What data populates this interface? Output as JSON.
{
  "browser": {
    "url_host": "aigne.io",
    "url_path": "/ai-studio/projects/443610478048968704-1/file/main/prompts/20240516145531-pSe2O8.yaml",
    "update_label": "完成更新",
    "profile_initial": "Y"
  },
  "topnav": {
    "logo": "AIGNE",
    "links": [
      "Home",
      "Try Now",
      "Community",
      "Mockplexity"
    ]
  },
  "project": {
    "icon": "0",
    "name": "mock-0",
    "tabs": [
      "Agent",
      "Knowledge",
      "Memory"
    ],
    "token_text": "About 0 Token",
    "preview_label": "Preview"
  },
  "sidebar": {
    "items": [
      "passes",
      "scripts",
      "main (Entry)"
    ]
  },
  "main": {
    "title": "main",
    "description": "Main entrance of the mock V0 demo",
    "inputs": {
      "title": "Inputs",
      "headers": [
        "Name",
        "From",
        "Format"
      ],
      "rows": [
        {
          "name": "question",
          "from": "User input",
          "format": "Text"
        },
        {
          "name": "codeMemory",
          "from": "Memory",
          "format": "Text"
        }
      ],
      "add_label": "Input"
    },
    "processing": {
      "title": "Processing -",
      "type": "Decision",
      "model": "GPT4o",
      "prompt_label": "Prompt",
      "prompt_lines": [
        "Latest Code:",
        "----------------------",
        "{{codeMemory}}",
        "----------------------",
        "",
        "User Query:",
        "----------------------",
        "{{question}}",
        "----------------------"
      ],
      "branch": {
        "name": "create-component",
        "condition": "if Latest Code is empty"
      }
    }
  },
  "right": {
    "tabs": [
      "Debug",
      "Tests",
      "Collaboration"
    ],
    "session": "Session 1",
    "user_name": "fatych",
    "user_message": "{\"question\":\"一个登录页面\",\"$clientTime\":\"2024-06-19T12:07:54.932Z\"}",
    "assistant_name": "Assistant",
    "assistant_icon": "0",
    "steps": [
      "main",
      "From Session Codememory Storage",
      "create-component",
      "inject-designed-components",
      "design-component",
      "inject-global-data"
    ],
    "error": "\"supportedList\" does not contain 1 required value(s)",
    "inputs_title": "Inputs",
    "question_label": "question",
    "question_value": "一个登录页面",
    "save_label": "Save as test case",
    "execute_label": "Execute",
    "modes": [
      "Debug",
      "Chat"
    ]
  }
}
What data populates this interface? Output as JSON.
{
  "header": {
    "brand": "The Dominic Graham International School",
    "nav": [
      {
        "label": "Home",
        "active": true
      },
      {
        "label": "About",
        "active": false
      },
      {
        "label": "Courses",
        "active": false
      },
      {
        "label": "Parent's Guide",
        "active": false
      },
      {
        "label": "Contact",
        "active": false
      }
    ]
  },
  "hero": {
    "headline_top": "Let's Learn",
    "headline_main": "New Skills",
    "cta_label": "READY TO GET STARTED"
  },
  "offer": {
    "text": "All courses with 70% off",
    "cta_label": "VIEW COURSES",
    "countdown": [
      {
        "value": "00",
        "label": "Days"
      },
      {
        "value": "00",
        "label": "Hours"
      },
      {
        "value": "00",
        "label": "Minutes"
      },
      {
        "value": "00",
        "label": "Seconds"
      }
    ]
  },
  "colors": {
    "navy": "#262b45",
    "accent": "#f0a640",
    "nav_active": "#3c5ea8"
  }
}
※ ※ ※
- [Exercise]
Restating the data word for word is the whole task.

- [Your response]
What data populates this interface? Output as JSON.
{
  "browser": {
    "url_host": "aigne.io",
    "url_path": "/ai-studio/projects/443610478048968704-1/file/main/prompts/20240516145531-pSe2O8.yaml",
    "update_label": "完成更新",
    "profile_initial": "Y"
  },
  "topnav": {
    "logo": "AIGNE",
    "links": [
      "Home",
      "Try Now",
      "Community",
      "Mockplexity"
    ]
  },
  "project": {
    "icon": "0",
    "name": "mock-0",
    "tabs": [
      "Agent",
      "Knowledge",
      "Memory"
    ],
    "token_text": "About 0 Token",
    "preview_label": "Preview"
  },
  "sidebar": {
    "items": [
      "passes",
      "scripts",
      "main (Entry)"
    ]
  },
  "main": {
    "title": "main",
    "description": "Main entrance of the mock V0 demo",
    "inputs": {
      "title": "Inputs",
      "headers": [
        "Name",
        "From",
        "Format"
      ],
      "rows": [
        {
          "name": "question",
          "from": "User input",
          "format": "Text"
        },
        {
          "name": "codeMemory",
          "from": "Memory",
          "format": "Text"
        }
      ],
      "add_label": "Input"
    },
    "processing": {
      "title": "Processing -",
      "type": "Decision",
      "model": "GPT4o",
      "prompt_label": "Prompt",
      "prompt_lines": [
        "Latest Code:",
        "----------------------",
        "{{codeMemory}}",
        "----------------------",
        "",
        "User Query:",
        "----------------------",
        "{{question}}",
        "----------------------"
      ],
      "branch": {
        "name": "create-component",
        "condition": "if Latest Code is empty"
      }
    }
  },
  "right": {
    "tabs": [
      "Debug",
      "Tests",
      "Collaboration"
    ],
    "session": "Session 1",
    "user_name": "fatych",
    "user_message": "{\"question\":\"一个登录页面\",\"$clientTime\":\"2024-06-19T12:07:54.932Z\"}",
    "assistant_name": "Assistant",
    "assistant_icon": "0",
    "steps": [
      "main",
      "From Session Codememory Storage",
      "create-component",
      "inject-designed-components",
      "design-component",
      "inject-global-data"
    ],
    "error": "\"supportedList\" does not contain 1 required value(s)",
    "inputs_title": "Inputs",
    "question_label": "question",
    "question_value": "一个登录页面",
    "save_label": "Save as test case",
    "execute_label": "Execute",
    "modes": [
      "Debug",
      "Chat"
    ]
  }
}
What data populates this interface? Output as JSON.
{
  "header": {
    "brand": "The Dominic Graham International School",
    "nav": [
      {
        "label": "Home",
        "active": true
      },
      {
        "label": "About",
        "active": false
      },
      {
        "label": "Courses",
        "active": false
      },
      {
        "label": "Parent's Guide",
        "active": false
      },
      {
        "label": "Contact",
        "active": false
      }
    ]
  },
  "hero": {
    "headline_top": "Let's Learn",
    "headline_main": "New Skills",
    "cta_label": "READY TO GET STARTED"
  },
  "offer": {
    "text": "All courses with 70% off",
    "cta_label": "VIEW COURSES",
    "countdown": [
      {
        "value": "00",
        "label": "Days"
      },
      {
        "value": "00",
        "label": "Hours"
      },
      {
        "value": "00",
        "label": "Minutes"
      },
      {
        "value": "00",
        "label": "Seconds"
      }
    ]
  },
  "colors": {
    "navy": "#262b45",
    "accent": "#f0a640",
    "nav_active": "#3c5ea8"
  }
}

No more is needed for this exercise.